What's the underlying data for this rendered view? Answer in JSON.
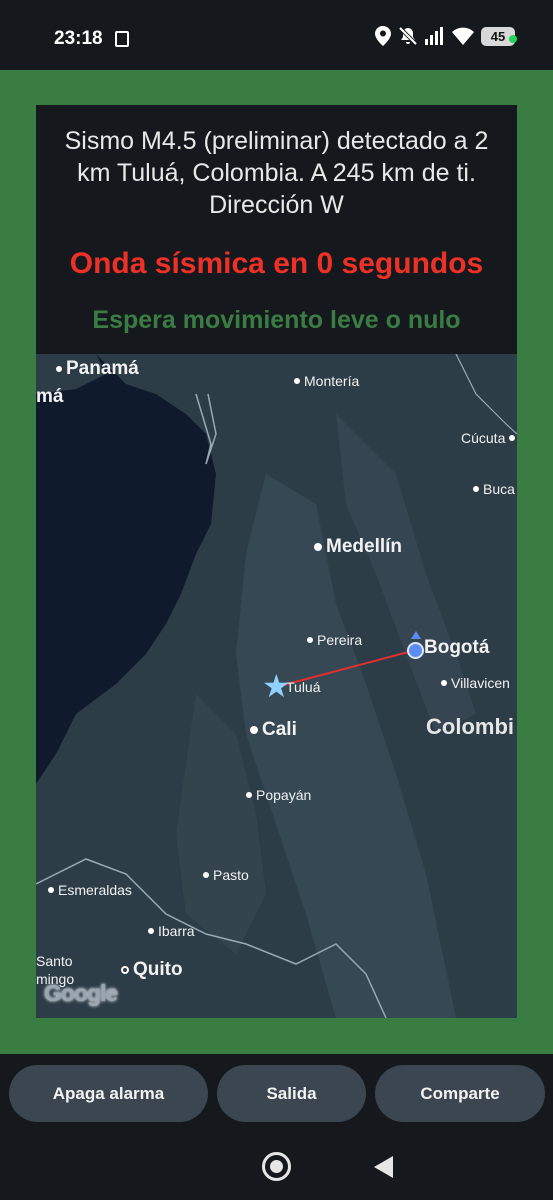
{
  "status_bar": {
    "time": "23:18",
    "battery": "45"
  },
  "alert": {
    "message": "Sismo M4.5 (preliminar) detectado a 2 km Tuluá, Colombia. A 245 km de ti. Dirección W",
    "countdown": "Onda sísmica en 0 segundos",
    "expectation": "Espera movimiento leve o nulo",
    "colors": {
      "countdown": "#ee3026",
      "expectation": "#3a7d42",
      "frame": "#3a7d42"
    }
  },
  "map": {
    "cities": {
      "panama": "Panamá",
      "panama_cut": "má",
      "monteria": "Montería",
      "cucuta": "Cúcuta",
      "bucaramanga": "Buca",
      "medellin": "Medellín",
      "pereira": "Pereira",
      "bogota": "Bogotá",
      "villavicencio": "Villavicen",
      "tulua": "Tuluá",
      "cali": "Cali",
      "popayan": "Popayán",
      "pasto": "Pasto",
      "esmeraldas": "Esmeraldas",
      "ibarra": "Ibarra",
      "santo": "Santo",
      "domingo": "mingo",
      "quito": "Quito"
    },
    "country_label": "Colombi",
    "attribution": "Google",
    "epicenter_icon": "star-icon",
    "user_icon": "user-location-icon"
  },
  "actions": {
    "stop_alarm": "Apaga alarma",
    "exit": "Salida",
    "share": "Comparte"
  }
}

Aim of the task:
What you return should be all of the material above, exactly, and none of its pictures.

Result:
What's the underlying data for this rendered view? Answer in JSON.
{
  "status_bar": {
    "time": "23:18",
    "battery": "45"
  },
  "alert": {
    "message": "Sismo M4.5 (preliminar) detectado a 2 km Tuluá, Colombia. A 245 km de ti. Dirección W",
    "countdown": "Onda sísmica en 0 segundos",
    "expectation": "Espera movimiento leve o nulo",
    "colors": {
      "countdown": "#ee3026",
      "expectation": "#3a7d42",
      "frame": "#3a7d42"
    }
  },
  "map": {
    "cities": {
      "panama": "Panamá",
      "panama_cut": "má",
      "monteria": "Montería",
      "cucuta": "Cúcuta",
      "bucaramanga": "Buca",
      "medellin": "Medellín",
      "pereira": "Pereira",
      "bogota": "Bogotá",
      "villavicencio": "Villavicen",
      "tulua": "Tuluá",
      "cali": "Cali",
      "popayan": "Popayán",
      "pasto": "Pasto",
      "esmeraldas": "Esmeraldas",
      "ibarra": "Ibarra",
      "santo": "Santo",
      "domingo": "mingo",
      "quito": "Quito"
    },
    "country_label": "Colombi",
    "attribution": "Google",
    "epicenter_icon": "star-icon",
    "user_icon": "user-location-icon"
  },
  "actions": {
    "stop_alarm": "Apaga alarma",
    "exit": "Salida",
    "share": "Comparte"
  }
}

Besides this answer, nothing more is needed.